With Froome’s full effort, the Irishman finishes 6'11" behind Mollema, only 14" ahead of Froome and Landa. Landa loses his spot and moves to sixth, and Martin takes fifth. He is now 1'12" behind Froome, roughly the time he lost in the Porte crash on stage 9.

What about Astana?

Aru needs a better team. The Astana squad has sounded pleased with their leader losing the yellow jersey. Sure they’re banged up, but I’d rather have a squad made up of overly-ambitious guys like Landa then the lethargic Astana gang. When your leader wears yellow, you work; if you can’t, don’t expect to see him sign for another year with you. I suspect dinner for Team Astana right now feels like being at Thanksgiving with a polarized family after the 2016 Presidential election.

The Race for Green

It was a token effort for the intermediate sprint, with none of the breakaway group able or even willing to match Matthews.
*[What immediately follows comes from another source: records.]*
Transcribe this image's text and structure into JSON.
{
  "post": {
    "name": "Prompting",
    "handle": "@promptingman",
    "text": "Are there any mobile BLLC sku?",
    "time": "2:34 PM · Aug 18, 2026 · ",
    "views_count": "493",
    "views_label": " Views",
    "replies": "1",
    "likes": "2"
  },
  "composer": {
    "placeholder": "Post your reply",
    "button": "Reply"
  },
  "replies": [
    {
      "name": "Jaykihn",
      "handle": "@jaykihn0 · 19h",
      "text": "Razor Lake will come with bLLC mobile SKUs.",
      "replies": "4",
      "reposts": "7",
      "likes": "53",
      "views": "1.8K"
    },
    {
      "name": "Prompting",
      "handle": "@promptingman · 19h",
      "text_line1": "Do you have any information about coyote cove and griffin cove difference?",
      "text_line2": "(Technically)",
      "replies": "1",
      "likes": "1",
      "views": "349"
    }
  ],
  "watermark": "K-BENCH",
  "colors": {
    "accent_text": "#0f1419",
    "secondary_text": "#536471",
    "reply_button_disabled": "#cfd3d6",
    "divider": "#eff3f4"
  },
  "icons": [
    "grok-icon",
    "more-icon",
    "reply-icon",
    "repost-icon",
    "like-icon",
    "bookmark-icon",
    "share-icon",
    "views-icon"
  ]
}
He sails across the intermediate sprint for another 20 points, bringing him within 79 points of Marcel Kittel. Matthews has steadily whittled away at a once dominant lead, and he has a shot at winning the green jersey.

This is what a “flat” stage looks like for the immortals that race the Tour de France

It all hinges on Tuesday’s stage 16. It’s ranked as a flat stage, but it’s anything but, with a starting climb up a 3rd category hill followed by rolling climbs to a 4th category. This is perfect territory for Matthews and a surprisingly strong Sunweb squad. If they can hold off Quickstep, Matthews is a solid bet for the intermediate and the finale, which would net him 70 points, just 9 shy. Stage 19, another hilly stage categorized as ‘flat’, favors his style too, and could bring him to a 61 point advantage before the final sprint in Paris.

I’ll be taking it easy for the rest day tomorrow. Tuesday we’ll all be back for the battle between Kittel and Matthews, followed by two days in the high mountains of Switzerland and the last chance for Aru, Bardet, Uran, and Martin before the time trial in Marseilles.


Thanks for reading! I write about cycling and am currently blogging the 2017 Tour de France here on Medium.

Visit my personal website at davidstreever.com.

Get caught up on the action with yesterday’s stage 12, below! Fabio Aru blundered and Froome regained yellow in a thrilling final sprint.